He would be following in the footsteps of his uncle, Tim Fox, who was a captain on OSU's 1975 Big Ten championship team.
"It would mean the world for me," Fox said. "Playing football at Ohio State means so much to me. The opportunity to be a captain here would be something I would cherish forever. I think I would do a good job at it. If it doesn't happen, that's fine, too. Other guys will step up. But it would be an honor to carry on that tradition.
"In the past, I have not been very vocal. In high school, I was a captain and I would get ‘em going. I didn't feel comfortable in the past here. Who wants to stand up to Mike Doss, Donnie Nickey, Craig Krenzel or Will Smith? I just sat back and let them do their job."
Fox joined senior tailback Lydell Ross in representing Ohio State at last week's Big Ten Kickoff Luncheon festivities in Chicago. Fox spoke for all of the players at the luncheon.
He returns for his third season as a starter at cornerback for the Buckeyes. He is hopeful that the Buckeyes can carry on the momentum they have enjoyed over the last two seasons.
"Every team I've been a part of has been just a little bit different," Fox said. "It is the tradition we always talk about with hitting hard and running to the ball. Every team has done that. But your identity is different. It's how you play the game. It's the little intangibles that make your identity.
"We need to find that. We need to find our niche of what we're going to be all about."
To that end, Fox is eager to start practice this week.
"That's what camp is all about -- molding together and jelling into a team," he said.
Fox will be back at the boundary corner position. He began his OSU career as a safety, but is entrenched at corner now.
"I came in as a safety," Fox said early in August. "Safety is an easy position to play. You don't have to be a great athlete. You have to be a smart guy and a physical player. As far as playing corner, you have to be on top of your game the entire time. You can't take a play off. If you take a play off, it's six points.
"It's a tough position, but it's also fun because it's a challenge. Every receiver is different. It's fun for me to be challenged like that and put into a situation that is not the easiest to be a part of."
OSU head coach Jim Tressel had nothing but praise for Fox.
"I am sure if you asked every kid on our team they would say that Dustin Fox does what you're supposed to do," Tressel said. "He carries himself off the field with humility. Academically, he's a 3.4 student who does an outstanding job. On the field, he plays what I feel is the toughest position on the field at the boundary corner. That ball is not in the air very long. At the field corner, you sometimes have time to break on it and see things develop.
"We coach our quarterbacks to take the easiest throw and a lot of times that is to the boundary side. It is a tough duty. Plus, you have to also be able to play the run when you're on the boundary side. You have to respect the difficulty of his task and the way he plays it. He is a leader without saying a word."
After helping OSU to back-to-back top-five finishes, Fox was optimistic that the Buckeyes will maintain their momentum and have another big year.
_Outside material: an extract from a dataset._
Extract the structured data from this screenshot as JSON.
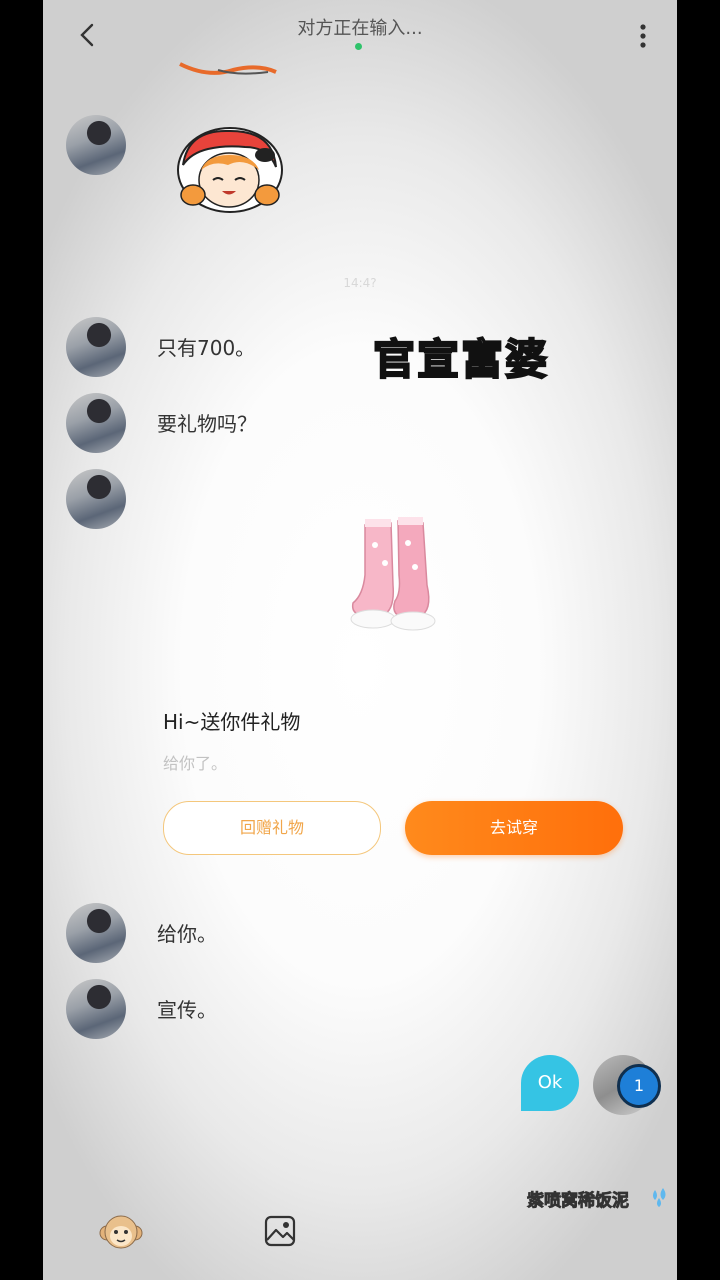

"At a place like Ohio State, you're not going to be mediocre because we have tremendous athletes and tremendous people," he said. "They have great character. They want to win football games and the talent we have is the cream of the crop."